→ What you will do
Print the data exactly as it appears, keeping every word.

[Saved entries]
- Opening Delimiter -
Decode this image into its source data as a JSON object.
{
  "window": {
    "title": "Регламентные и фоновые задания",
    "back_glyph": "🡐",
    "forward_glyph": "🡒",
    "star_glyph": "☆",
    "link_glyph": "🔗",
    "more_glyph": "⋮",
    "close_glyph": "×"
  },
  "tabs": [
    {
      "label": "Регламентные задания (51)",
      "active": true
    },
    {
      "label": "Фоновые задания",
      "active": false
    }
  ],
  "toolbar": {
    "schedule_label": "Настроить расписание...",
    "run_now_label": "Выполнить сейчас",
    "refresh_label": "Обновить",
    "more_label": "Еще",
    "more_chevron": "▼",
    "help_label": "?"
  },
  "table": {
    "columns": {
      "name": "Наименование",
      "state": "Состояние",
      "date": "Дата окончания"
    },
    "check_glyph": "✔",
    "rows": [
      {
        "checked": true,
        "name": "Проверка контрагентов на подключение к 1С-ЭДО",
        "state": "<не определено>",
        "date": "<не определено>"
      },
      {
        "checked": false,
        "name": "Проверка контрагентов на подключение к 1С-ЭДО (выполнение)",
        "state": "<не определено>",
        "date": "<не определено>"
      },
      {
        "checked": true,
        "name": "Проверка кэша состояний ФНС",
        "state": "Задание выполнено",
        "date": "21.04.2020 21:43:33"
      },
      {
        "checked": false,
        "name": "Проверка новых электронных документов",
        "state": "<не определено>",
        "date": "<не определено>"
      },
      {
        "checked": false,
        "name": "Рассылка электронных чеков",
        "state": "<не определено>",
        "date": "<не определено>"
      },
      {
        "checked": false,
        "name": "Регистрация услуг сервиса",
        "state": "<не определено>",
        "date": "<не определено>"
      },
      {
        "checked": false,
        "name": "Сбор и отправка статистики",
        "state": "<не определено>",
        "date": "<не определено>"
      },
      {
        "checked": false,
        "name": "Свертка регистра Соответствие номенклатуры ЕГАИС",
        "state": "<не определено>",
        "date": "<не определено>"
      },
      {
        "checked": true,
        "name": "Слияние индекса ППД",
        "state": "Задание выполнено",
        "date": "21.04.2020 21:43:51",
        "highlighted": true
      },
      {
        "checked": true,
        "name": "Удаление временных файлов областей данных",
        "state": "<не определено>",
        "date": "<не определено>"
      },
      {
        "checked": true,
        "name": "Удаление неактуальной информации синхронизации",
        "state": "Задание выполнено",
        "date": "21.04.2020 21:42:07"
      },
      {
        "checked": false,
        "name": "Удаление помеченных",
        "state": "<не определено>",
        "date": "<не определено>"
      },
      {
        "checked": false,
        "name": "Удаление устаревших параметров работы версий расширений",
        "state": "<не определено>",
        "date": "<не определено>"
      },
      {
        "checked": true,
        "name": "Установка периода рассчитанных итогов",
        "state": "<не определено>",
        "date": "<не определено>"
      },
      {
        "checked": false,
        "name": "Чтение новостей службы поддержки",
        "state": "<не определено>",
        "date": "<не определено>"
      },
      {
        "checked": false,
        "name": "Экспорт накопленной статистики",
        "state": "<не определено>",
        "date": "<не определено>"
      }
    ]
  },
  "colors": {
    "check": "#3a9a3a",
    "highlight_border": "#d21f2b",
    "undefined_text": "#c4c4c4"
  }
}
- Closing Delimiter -
→ Written answer
Decode this image into its source data as a JSON object.
{
  "window": {
    "title": "Регламентные и фоновые задания",
    "back_glyph": "🡐",
    "forward_glyph": "🡒",
    "star_glyph": "☆",
    "link_glyph": "🔗",
    "more_glyph": "⋮",
    "close_glyph": "×"
  },
  "tabs": [
    {
      "label": "Регламентные задания (51)",
      "active": true
    },
    {
      "label": "Фоновые задания",
      "active": false
    }
  ],
  "toolbar": {
    "schedule_label": "Настроить расписание...",
    "run_now_label": "Выполнить сейчас",
    "refresh_label": "Обновить",
    "more_label": "Еще",
    "more_chevron": "▼",
    "help_label": "?"
  },
  "table": {
    "columns": {
      "name": "Наименование",
      "state": "Состояние",
      "date": "Дата окончания"
    },
    "check_glyph": "✔",
    "rows": [
      {
        "checked": true,
        "name": "Проверка контрагентов на подключение к 1С-ЭДО",
        "state": "<не определено>",
        "date": "<не определено>"
      },
      {
        "checked": false,
        "name": "Проверка контрагентов на подключение к 1С-ЭДО (выполнение)",
        "state": "<не определено>",
        "date": "<не определено>"
      },
      {
        "checked": true,
        "name": "Проверка кэша состояний ФНС",
        "state": "Задание выполнено",
        "date": "21.04.2020 21:43:33"
      },
      {
        "checked": false,
        "name": "Проверка новых электронных документов",
        "state": "<не определено>",
        "date": "<не определено>"
      },
      {
        "checked": false,
        "name": "Рассылка электронных чеков",
        "state": "<не определено>",
        "date": "<не определено>"
      },
      {
        "checked": false,
        "name": "Регистрация услуг сервиса",
        "state": "<не определено>",
        "date": "<не определено>"
      },
      {
        "checked": false,
        "name": "Сбор и отправка статистики",
        "state": "<не определено>",
        "date": "<не определено>"
      },
      {
        "checked": false,
        "name": "Свертка регистра Соответствие номенклатуры ЕГАИС",
        "state": "<не определено>",
        "date": "<не определено>"
      },
      {
        "checked": true,
        "name": "Слияние индекса ППД",
        "state": "Задание выполнено",
        "date": "21.04.2020 21:43:51",
        "highlighted": true
      },
      {
        "checked": true,
        "name": "Удаление временных файлов областей данных",
        "state": "<не определено>",
        "date": "<не определено>"
      },
      {
        "checked": true,
        "name": "Удаление неактуальной информации синхронизации",
        "state": "Задание выполнено",
        "date": "21.04.2020 21:42:07"
      },
      {
        "checked": false,
        "name": "Удаление помеченных",
        "state": "<не определено>",
        "date": "<не определено>"
      },
      {
        "checked": false,
        "name": "Удаление устаревших параметров работы версий расширений",
        "state": "<не определено>",
        "date": "<не определено>"
      },
      {
        "checked": true,
        "name": "Установка периода рассчитанных итогов",
        "state": "<не определено>",
        "date": "<не определено>"
      },
      {
        "checked": false,
        "name": "Чтение новостей службы поддержки",
        "state": "<не определено>",
        "date": "<не определено>"
      },
      {
        "checked": false,
        "name": "Экспорт накопленной статистики",
        "state": "<не определено>",
        "date": "<не определено>"
      }
    ]
  },
  "colors": {
    "check": "#3a9a3a",
    "highlight_border": "#d21f2b",
    "undefined_text": "#c4c4c4"
  }
}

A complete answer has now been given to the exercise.